Oh, you have a 64GB microSD card in your phone? That's cute, but Samsung has this 1.5TB wireless hard drive that can provide untold hours of digital entertainment streamed directly to your Android device via the hard drive's built-in WiFi access point. That's a lot of space you can fill up with content, but how well does it work?
There have been rumors recently that LG's G Watch might be the focus of Google I/O's Android Wear discussion, with the nascent device possibly being handed out to attendees. Whether Moto's watch, the Moto 360, would make an appearance has remained unclear. Until today though, those were the only two Android Wear devices even rumored for I/O cameos.

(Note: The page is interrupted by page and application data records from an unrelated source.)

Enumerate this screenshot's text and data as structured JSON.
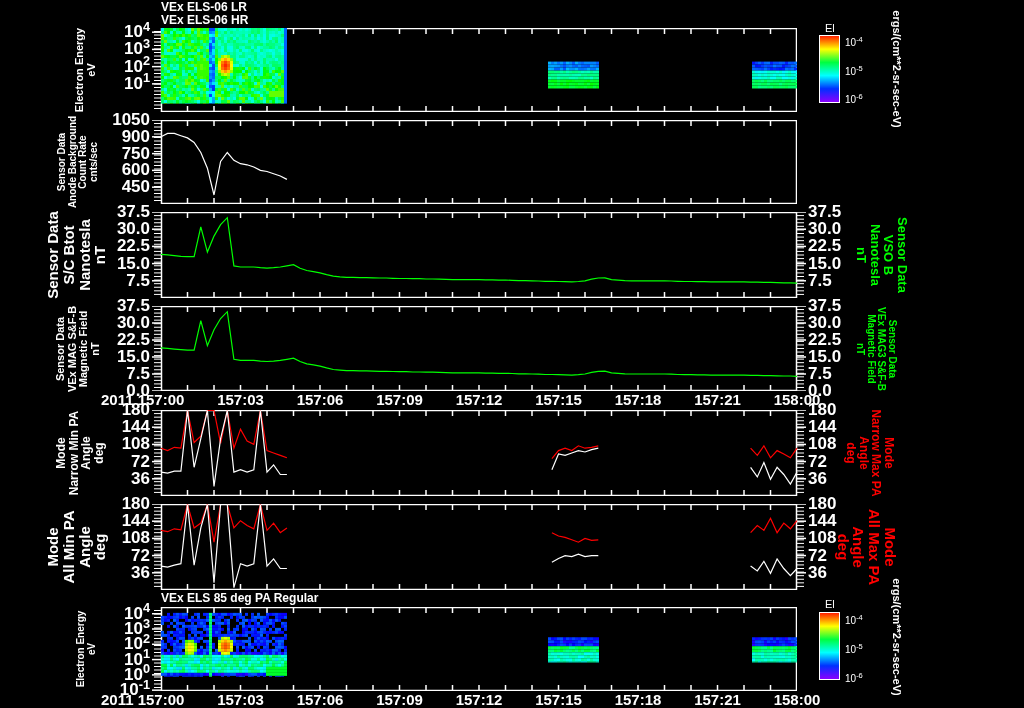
{
  "titles": [
    "VEx ELS-06 LR",
    "VEx ELS-06 HR"
  ],
  "panels": [
    {
      "kind": "spectrogram",
      "y_label": [
        "Electron Energy",
        "eV"
      ],
      "yticks": [
        "10$^{4}$",
        "10$^{3}$",
        "10$^{2}$",
        "10$^{1}$"
      ],
      "colorbar": {
        "label": "El",
        "ticks": [
          "10$^{-4}$",
          "10$^{-5}$",
          "10$^{-6}$"
        ],
        "units": "ergs/(cm**2-sr-sec-eV)"
      }
    },
    {
      "kind": "line",
      "y_label": [
        "Sensor Data",
        "Anode Background",
        "Count Rate",
        "cnts/sec"
      ],
      "chart_data": {
        "type": "line",
        "categories": [
          null,
          null,
          null,
          null,
          null,
          null,
          null,
          null,
          null,
          null,
          null,
          null,
          null,
          null,
          null,
          null,
          null,
          null,
          null,
          null
        ],
        "series": [
          {
            "color": "#ffffff",
            "values": [
              900,
              930,
              930,
              910,
              890,
              850,
              760,
              620,
              380,
              680,
              760,
              690,
              660,
              650,
              630,
              600,
              590,
              570,
              550,
              520
            ]
          }
        ],
        "ylim": [
          300,
          1050
        ],
        "yticks": [
          {
            "value": 450,
            "label": "450"
          },
          {
            "value": 600,
            "label": "600"
          },
          {
            "value": 750,
            "label": "750"
          },
          {
            "value": 900,
            "label": "900"
          },
          {
            "value": 1050,
            "label": "1050"
          }
        ]
      }
    },
    {
      "kind": "line",
      "y_label": [
        "Sensor Data",
        "S/C Btot",
        "Nanotesla",
        "nT"
      ],
      "right_axis": {
        "ticks": [
          "37.5",
          "30.0",
          "22.5",
          "15.0",
          "7.5"
        ],
        "label": [
          "Sensor Data",
          "VSO B",
          "Nanotesla",
          "nT"
        ]
      },
      "chart_data": {
        "type": "line",
        "categories": [
          null,
          null,
          null,
          null,
          null,
          null,
          null,
          null,
          null,
          null,
          null,
          null,
          null,
          null,
          null,
          null,
          null,
          null,
          null,
          null,
          null,
          null,
          null,
          null,
          null,
          null,
          null,
          null,
          null,
          null,
          null,
          null,
          null,
          null,
          null,
          null,
          null,
          null,
          null,
          null,
          null,
          null,
          null,
          null,
          null,
          null,
          null,
          null,
          null,
          null,
          null,
          null,
          null,
          null,
          null,
          null,
          null,
          null,
          null,
          null,
          null,
          null,
          null,
          null,
          null,
          null,
          null,
          null,
          null,
          null,
          null,
          null,
          null,
          null,
          null,
          null,
          null,
          null,
          null,
          null,
          null,
          null,
          null,
          null,
          null,
          null,
          null,
          null,
          null,
          null,
          null,
          null,
          null,
          null,
          null,
          null,
          null
        ],
        "series": [
          {
            "color": "#00ff00",
            "values": [
              19,
              18.8,
              18.5,
              18.2,
              18,
              18,
              31,
              20,
              27,
              32,
              35,
              14,
              13.5,
              13.5,
              13.5,
              13.2,
              13,
              13.2,
              13.5,
              14,
              14.5,
              13,
              12,
              11.5,
              11,
              10.2,
              9.5,
              9.2,
              9,
              9,
              8.9,
              8.9,
              8.8,
              8.7,
              8.7,
              8.6,
              8.5,
              8.5,
              8.4,
              8.4,
              8.3,
              8.3,
              8.2,
              8.1,
              8,
              8,
              8,
              8,
              8,
              7.9,
              7.9,
              7.8,
              7.8,
              7.7,
              7.6,
              7.6,
              7.5,
              7.4,
              7.3,
              7.3,
              7.2,
              7.1,
              7,
              7.2,
              7.5,
              8.2,
              8.7,
              8.8,
              8,
              7.8,
              7.6,
              7.5,
              7.5,
              7.5,
              7.5,
              7.5,
              7.5,
              7.4,
              7.3,
              7.2,
              7.2,
              7.1,
              7.1,
              7,
              7,
              7,
              7,
              7,
              7,
              6.9,
              6.9,
              6.8,
              6.8,
              6.7,
              6.6,
              6.6,
              6.5
            ]
          }
        ],
        "ylim": [
          0,
          37.5
        ],
        "yticks": [
          {
            "value": 7.5,
            "label": "7.5"
          },
          {
            "value": 15,
            "label": "15.0"
          },
          {
            "value": 22.5,
            "label": "22.5"
          },
          {
            "value": 30,
            "label": "30.0"
          },
          {
            "value": 37.5,
            "label": "37.5"
          }
        ]
      }
    },
    {
      "kind": "line",
      "y_label": [
        "Sensor Data",
        "VEx MAG S&F-B",
        "Magnetic Field",
        "nT"
      ],
      "right_axis": {
        "ticks": [
          "37.5",
          "30.0",
          "22.5",
          "15.0",
          "7.5",
          "0.0"
        ],
        "label": [
          "Sensor Data",
          "VEx MAG3 S&F-B",
          "Magnetic Field",
          "nT"
        ]
      },
      "x_axis": {
        "year": "2011",
        "labels": [
          "157:00",
          "157:03",
          "157:06",
          "157:09",
          "157:12",
          "157:15",
          "157:18",
          "157:21",
          "158:00"
        ]
      },
      "chart_data": {
        "type": "line",
        "categories": [
          null,
          null,
          null,
          null,
          null,
          null,
          null,
          null,
          null,
          null,
          null,
          null,
          null,
          null,
          null,
          null,
          null,
          null,
          null,
          null,
          null,
          null,
          null,
          null,
          null,
          null,
          null,
          null,
          null,
          null,
          null,
          null,
          null,
          null,
          null,
          null,
          null,
          null,
          null,
          null,
          null,
          null,
          null,
          null,
          null,
          null,
          null,
          null,
          null,
          null,
          null,
          null,
          null,
          null,
          null,
          null,
          null,
          null,
          null,
          null,
          null,
          null,
          null,
          null,
          null,
          null,
          null,
          null,
          null,
          null,
          null,
          null,
          null,
          null,
          null,
          null,
          null,
          null,
          null,
          null,
          null,
          null,
          null,
          null,
          null,
          null,
          null,
          null,
          null,
          null,
          null,
          null,
          null,
          null,
          null,
          null,
          null
        ],
        "series": [
          {
            "color": "#00ff00",
            "values": [
              19,
              18.8,
              18.5,
              18.2,
              18,
              18,
              31,
              20,
              27,
              32,
              35,
              14,
              13.5,
              13.5,
              13.5,
              13.2,
              13,
              13.2,
              13.5,
              14,
              14.5,
              13,
              12,
              11.5,
              11,
              10.2,
              9.5,
              9.2,
              9,
              9,
              8.9,
              8.9,
              8.8,
              8.7,
              8.7,
              8.6,
              8.5,
              8.5,
              8.4,
              8.4,
              8.3,
              8.3,
              8.2,
              8.1,
              8,
              8,
              8,
              8,
              8,
              7.9,
              7.9,
              7.8,
              7.8,
              7.7,
              7.6,
              7.6,
              7.5,
              7.4,
              7.3,
              7.3,
              7.2,
              7.1,
              7,
              7.2,
              7.5,
              8.2,
              8.7,
              8.8,
              8,
              7.8,
              7.6,
              7.5,
              7.5,
              7.5,
              7.5,
              7.5,
              7.5,
              7.4,
              7.3,
              7.2,
              7.2,
              7.1,
              7.1,
              7,
              7,
              7,
              7,
              7,
              7,
              6.9,
              6.9,
              6.8,
              6.8,
              6.7,
              6.6,
              6.6,
              6.5
            ]
          }
        ],
        "ylim": [
          0,
          37.5
        ],
        "yticks": [
          {
            "value": 0,
            "label": "0.0"
          },
          {
            "value": 7.5,
            "label": "7.5"
          },
          {
            "value": 15,
            "label": "15.0"
          },
          {
            "value": 22.5,
            "label": "22.5"
          },
          {
            "value": 30,
            "label": "30.0"
          },
          {
            "value": 37.5,
            "label": "37.5"
          }
        ]
      }
    },
    {
      "kind": "line",
      "y_label": [
        "Mode",
        "Narrow Min PA",
        "Angle",
        "deg"
      ],
      "right_axis": {
        "ticks": [
          "180",
          "144",
          "108",
          "72",
          "36"
        ],
        "label": [
          "Mode",
          "Narrow Max PA",
          "Angle",
          "deg"
        ]
      },
      "chart_data": {
        "type": "line",
        "categories": [
          null,
          null,
          null,
          null,
          null,
          null,
          null,
          null,
          null,
          null,
          null,
          null,
          null,
          null,
          null,
          null,
          null,
          null,
          null,
          null,
          null,
          null,
          null,
          null,
          null,
          null,
          null,
          null,
          null,
          null,
          null,
          null,
          null,
          null,
          null,
          null,
          null,
          null,
          null,
          null,
          null,
          null,
          null,
          null,
          null,
          null,
          null,
          null,
          null,
          null,
          null,
          null,
          null,
          null,
          null,
          null,
          null,
          null,
          null,
          null,
          null,
          null,
          null,
          null,
          null,
          null,
          null,
          null,
          null,
          null,
          null,
          null,
          null,
          null,
          null,
          null,
          null,
          null,
          null,
          null,
          null,
          null,
          null,
          null,
          null,
          null,
          null,
          null,
          null,
          null,
          null,
          null,
          null,
          null,
          null,
          null,
          null
        ],
        "series": [
          {
            "color": "#ff0000",
            "values": [
              100,
              95,
              102,
              100,
              180,
              112,
              125,
              180,
              180,
              110,
              180,
              100,
              140,
              115,
              108,
              180,
              95,
              90,
              85,
              80,
              null,
              null,
              null,
              null,
              null,
              null,
              null,
              null,
              null,
              null,
              null,
              null,
              null,
              null,
              null,
              null,
              null,
              null,
              null,
              null,
              null,
              null,
              null,
              null,
              null,
              null,
              null,
              null,
              null,
              null,
              null,
              null,
              null,
              null,
              null,
              null,
              null,
              null,
              null,
              78,
              95,
              100,
              95,
              105,
              100,
              102,
              105,
              null,
              null,
              null,
              null,
              null,
              null,
              null,
              null,
              null,
              null,
              null,
              null,
              null,
              null,
              null,
              null,
              null,
              null,
              null,
              null,
              null,
              null,
              100,
              85,
              105,
              80,
              95,
              88,
              80,
              100
            ]
          },
          {
            "color": "#ffffff",
            "values": [
              50,
              48,
              52,
              52,
              180,
              60,
              120,
              180,
              20,
              120,
              180,
              50,
              55,
              50,
              55,
              180,
              50,
              65,
              45,
              45,
              null,
              null,
              null,
              null,
              null,
              null,
              null,
              null,
              null,
              null,
              null,
              null,
              null,
              null,
              null,
              null,
              null,
              null,
              null,
              null,
              null,
              null,
              null,
              null,
              null,
              null,
              null,
              null,
              null,
              null,
              null,
              null,
              null,
              null,
              null,
              null,
              null,
              null,
              null,
              55,
              88,
              85,
              90,
              95,
              92,
              97,
              100,
              null,
              null,
              null,
              null,
              null,
              null,
              null,
              null,
              null,
              null,
              null,
              null,
              null,
              null,
              null,
              null,
              null,
              null,
              null,
              null,
              null,
              null,
              60,
              40,
              70,
              35,
              60,
              45,
              25,
              50
            ]
          }
        ],
        "ylim": [
          0,
          180
        ],
        "yticks": [
          {
            "value": 36,
            "label": "36"
          },
          {
            "value": 72,
            "label": "72"
          },
          {
            "value": 108,
            "label": "108"
          },
          {
            "value": 144,
            "label": "144"
          },
          {
            "value": 180,
            "label": "180"
          }
        ]
      }
    },
    {
      "kind": "line",
      "y_label": [
        "Mode",
        "All Min PA",
        "Angle",
        "deg"
      ],
      "right_axis": {
        "ticks": [
          "180",
          "144",
          "108",
          "72",
          "36"
        ],
        "label": [
          "Mode",
          "All Max PA",
          "Angle",
          "deg"
        ]
      },
      "chart_data": {
        "type": "line",
        "categories": [
          null,
          null,
          null,
          null,
          null,
          null,
          null,
          null,
          null,
          null,
          null,
          null,
          null,
          null,
          null,
          null,
          null,
          null,
          null,
          null,
          null,
          null,
          null,
          null,
          null,
          null,
          null,
          null,
          null,
          null,
          null,
          null,
          null,
          null,
          null,
          null,
          null,
          null,
          null,
          null,
          null,
          null,
          null,
          null,
          null,
          null,
          null,
          null,
          null,
          null,
          null,
          null,
          null,
          null,
          null,
          null,
          null,
          null,
          null,
          null,
          null,
          null,
          null,
          null,
          null,
          null,
          null,
          null,
          null,
          null,
          null,
          null,
          null,
          null,
          null,
          null,
          null,
          null,
          null,
          null,
          null,
          null,
          null,
          null,
          null,
          null,
          null,
          null,
          null,
          null,
          null,
          null,
          null,
          null,
          null,
          null,
          null
        ],
        "series": [
          {
            "color": "#ff0000",
            "values": [
              125,
              122,
              128,
              126,
              180,
              130,
              140,
              180,
              100,
              180,
              180,
              130,
              145,
              135,
              128,
              180,
              125,
              140,
              120,
              130,
              null,
              null,
              null,
              null,
              null,
              null,
              null,
              null,
              null,
              null,
              null,
              null,
              null,
              null,
              null,
              null,
              null,
              null,
              null,
              null,
              null,
              null,
              null,
              null,
              null,
              null,
              null,
              null,
              null,
              null,
              null,
              null,
              null,
              null,
              null,
              null,
              null,
              null,
              null,
              120,
              113,
              110,
              105,
              100,
              108,
              104,
              105,
              null,
              null,
              null,
              null,
              null,
              null,
              null,
              null,
              null,
              null,
              null,
              null,
              null,
              null,
              null,
              null,
              null,
              null,
              null,
              null,
              null,
              null,
              120,
              135,
              125,
              150,
              120,
              140,
              128,
              145
            ]
          },
          {
            "color": "#ffffff",
            "values": [
              50,
              48,
              52,
              55,
              180,
              52,
              130,
              180,
              15,
              180,
              180,
              5,
              55,
              50,
              55,
              180,
              50,
              65,
              45,
              45,
              null,
              null,
              null,
              null,
              null,
              null,
              null,
              null,
              null,
              null,
              null,
              null,
              null,
              null,
              null,
              null,
              null,
              null,
              null,
              null,
              null,
              null,
              null,
              null,
              null,
              null,
              null,
              null,
              null,
              null,
              null,
              null,
              null,
              null,
              null,
              null,
              null,
              null,
              null,
              58,
              66,
              72,
              70,
              75,
              70,
              72,
              72,
              null,
              null,
              null,
              null,
              null,
              null,
              null,
              null,
              null,
              null,
              null,
              null,
              null,
              null,
              null,
              null,
              null,
              null,
              null,
              null,
              null,
              null,
              50,
              40,
              60,
              35,
              65,
              45,
              30,
              45
            ]
          }
        ],
        "ylim": [
          0,
          180
        ],
        "yticks": [
          {
            "value": 36,
            "label": "36"
          },
          {
            "value": 72,
            "label": "72"
          },
          {
            "value": 108,
            "label": "108"
          },
          {
            "value": 144,
            "label": "144"
          },
          {
            "value": 180,
            "label": "180"
          }
        ]
      }
    },
    {
      "kind": "spectrogram",
      "title": "VEx ELS 85 deg PA Regular",
      "y_label": [
        "Electron Energy",
        "eV"
      ],
      "yticks": [
        "10$^{4}$",
        "10$^{3}$",
        "10$^{2}$",
        "10$^{1}$",
        "10$^{0}$",
        "10$^{-1}$"
      ],
      "colorbar": {
        "label": "El",
        "ticks": [
          "10$^{-4}$",
          "10$^{-5}$",
          "10$^{-6}$"
        ],
        "units": "ergs/(cm**2-sr-sec-eV)"
      },
      "x_axis": {
        "year": "2011",
        "labels": [
          "157:00",
          "157:03",
          "157:06",
          "157:09",
          "157:12",
          "157:15",
          "157:18",
          "157:21",
          "158:00"
        ]
      }
    }
  ]
}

Cnet has reported, however, that Samsung will (according to sources) be throwing its hat into the Android Wear ring at I/O as well, debuting an Android Wear smartwatch of its own.
If you're rocking the Verizon version of Samsung's Galaxy S4 Mini, check your notification bar: you may have an over-the-air update waiting for you. According to this Verizon support document, the KitKat update is heading out for the Big Red model of the S4 Mini. KOT49H.I435VRUBND5 upgrades the phone to Android 4.4.2, throwing in Samsung's minor additions to TouchWiz as well. The update also has a smattering of adjusted apps and bug fixes.
Samsung is sending an update out to all the owners of its new wearables in the US. Surely there are some of them, right? So yes, that Gear 2, Gear2 Neo, or Gear Fit on your wrist is about to get slightly better. I mean, it's still a Gear, but you know.
Update: KitKat is also rolling out to Canadian variants of the Galaxy S III running on Bell, Rogers, and TELUS. They are joined by the Galaxy Note II on all of the country's major carriers. The goods are going out over the air, but you can get them via Samsung Kies as well.
It doesn't matter how old a device gets, there's hardly ever a time when an update to a new version of Android is unwanted.